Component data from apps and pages
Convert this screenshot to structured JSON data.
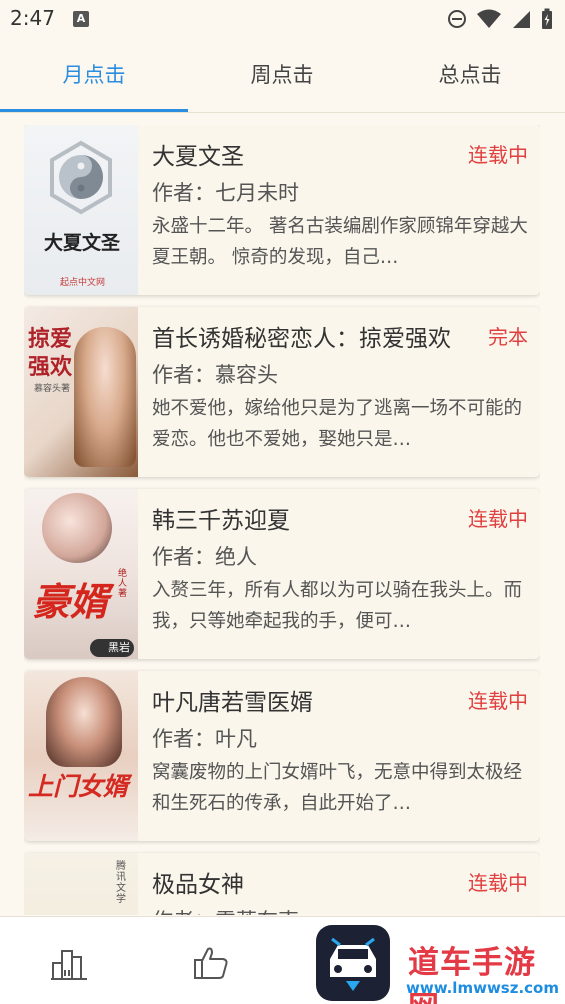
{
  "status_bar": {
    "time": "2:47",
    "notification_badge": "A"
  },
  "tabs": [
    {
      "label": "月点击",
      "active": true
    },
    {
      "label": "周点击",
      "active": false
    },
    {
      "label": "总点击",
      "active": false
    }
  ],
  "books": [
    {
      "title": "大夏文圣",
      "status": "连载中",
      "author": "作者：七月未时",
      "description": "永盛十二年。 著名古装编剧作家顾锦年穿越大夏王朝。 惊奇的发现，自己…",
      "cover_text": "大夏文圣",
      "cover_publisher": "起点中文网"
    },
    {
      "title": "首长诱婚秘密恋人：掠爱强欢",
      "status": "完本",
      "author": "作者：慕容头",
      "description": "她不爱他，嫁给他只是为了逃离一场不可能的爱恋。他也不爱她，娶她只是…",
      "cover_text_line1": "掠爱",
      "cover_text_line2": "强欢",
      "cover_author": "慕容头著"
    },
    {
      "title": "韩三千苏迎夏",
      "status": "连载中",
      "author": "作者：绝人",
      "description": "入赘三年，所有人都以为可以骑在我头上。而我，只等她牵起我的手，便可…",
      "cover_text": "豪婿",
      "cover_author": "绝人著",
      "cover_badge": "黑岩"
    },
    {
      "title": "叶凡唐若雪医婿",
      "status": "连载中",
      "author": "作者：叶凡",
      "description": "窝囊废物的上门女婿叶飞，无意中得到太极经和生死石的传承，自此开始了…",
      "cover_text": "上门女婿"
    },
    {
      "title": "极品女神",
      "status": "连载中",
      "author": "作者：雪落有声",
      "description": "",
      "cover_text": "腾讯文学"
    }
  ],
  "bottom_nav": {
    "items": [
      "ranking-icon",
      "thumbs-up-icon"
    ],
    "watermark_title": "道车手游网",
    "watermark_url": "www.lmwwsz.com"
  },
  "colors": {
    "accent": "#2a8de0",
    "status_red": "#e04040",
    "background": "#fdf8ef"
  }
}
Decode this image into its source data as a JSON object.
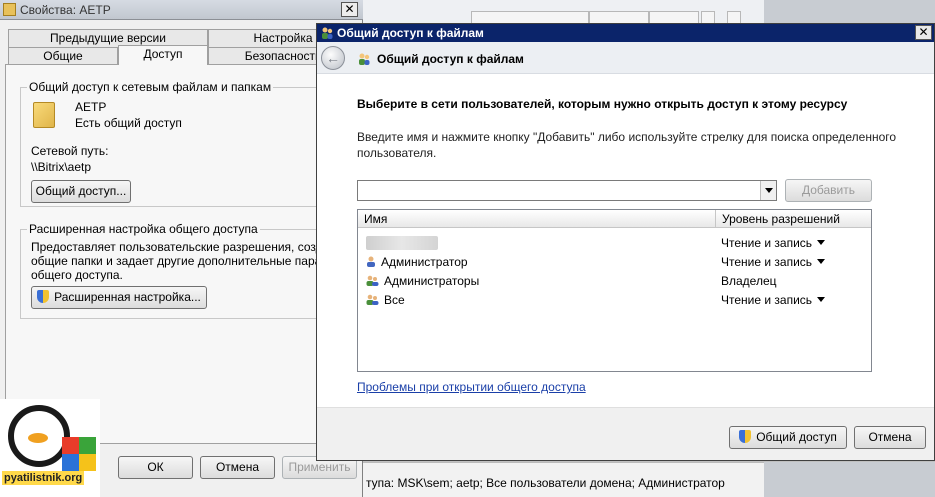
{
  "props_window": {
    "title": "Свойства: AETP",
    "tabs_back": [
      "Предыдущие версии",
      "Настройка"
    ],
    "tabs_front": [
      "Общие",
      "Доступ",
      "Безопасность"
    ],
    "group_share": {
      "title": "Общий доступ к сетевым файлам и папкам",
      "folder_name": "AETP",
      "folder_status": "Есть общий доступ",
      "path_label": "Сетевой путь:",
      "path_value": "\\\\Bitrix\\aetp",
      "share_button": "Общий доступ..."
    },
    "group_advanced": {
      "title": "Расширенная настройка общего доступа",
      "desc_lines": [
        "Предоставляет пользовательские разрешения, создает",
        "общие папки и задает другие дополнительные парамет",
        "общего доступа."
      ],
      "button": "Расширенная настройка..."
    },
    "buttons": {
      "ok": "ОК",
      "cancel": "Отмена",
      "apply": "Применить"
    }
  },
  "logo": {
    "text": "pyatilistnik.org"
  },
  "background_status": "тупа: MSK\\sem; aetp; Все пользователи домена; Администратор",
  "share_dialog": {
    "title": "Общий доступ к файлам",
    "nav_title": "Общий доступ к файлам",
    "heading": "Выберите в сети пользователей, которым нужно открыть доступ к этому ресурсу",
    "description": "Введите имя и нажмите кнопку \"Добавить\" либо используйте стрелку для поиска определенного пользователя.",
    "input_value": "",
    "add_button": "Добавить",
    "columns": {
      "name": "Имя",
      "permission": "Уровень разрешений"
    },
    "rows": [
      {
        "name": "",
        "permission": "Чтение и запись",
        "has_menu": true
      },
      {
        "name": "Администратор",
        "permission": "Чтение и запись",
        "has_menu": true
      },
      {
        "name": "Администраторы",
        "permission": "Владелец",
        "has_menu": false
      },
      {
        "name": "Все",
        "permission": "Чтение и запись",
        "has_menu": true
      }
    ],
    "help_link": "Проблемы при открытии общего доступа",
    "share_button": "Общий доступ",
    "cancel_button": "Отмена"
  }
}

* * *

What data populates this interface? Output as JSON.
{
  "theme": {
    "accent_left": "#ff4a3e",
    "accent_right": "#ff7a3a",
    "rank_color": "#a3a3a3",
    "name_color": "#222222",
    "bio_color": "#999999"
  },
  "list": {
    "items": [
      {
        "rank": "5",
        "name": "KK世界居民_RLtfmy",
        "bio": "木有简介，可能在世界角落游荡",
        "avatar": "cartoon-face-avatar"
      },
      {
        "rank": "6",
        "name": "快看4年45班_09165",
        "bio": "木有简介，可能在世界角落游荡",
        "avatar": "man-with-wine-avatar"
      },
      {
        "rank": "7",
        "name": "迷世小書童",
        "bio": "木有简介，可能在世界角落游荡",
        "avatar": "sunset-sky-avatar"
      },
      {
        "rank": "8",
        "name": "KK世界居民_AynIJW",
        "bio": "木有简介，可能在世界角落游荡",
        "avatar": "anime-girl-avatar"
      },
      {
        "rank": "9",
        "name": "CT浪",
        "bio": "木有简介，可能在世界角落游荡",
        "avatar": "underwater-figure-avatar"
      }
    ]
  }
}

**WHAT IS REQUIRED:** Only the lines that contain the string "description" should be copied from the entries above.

**SOLVED EXERCISE:**
      "description": "永盛十二年。 著名古装编剧作家顾锦年穿越大夏王朝。 惊奇的发现，自己…",
      "description": "她不爱他，嫁给他只是为了逃离一场不可能的爱恋。他也不爱她，娶她只是…",
      "description": "入赘三年，所有人都以为可以骑在我头上。而我，只等她牵起我的手，便可…",
      "description": "窝囊废物的上门女婿叶飞，无意中得到太极经和生死石的传承，自此开始了…",
      "description": "",
    "description": "Введите имя и нажмите кнопку \"Добавить\" либо используйте стрелку для поиска определенного пользователя.",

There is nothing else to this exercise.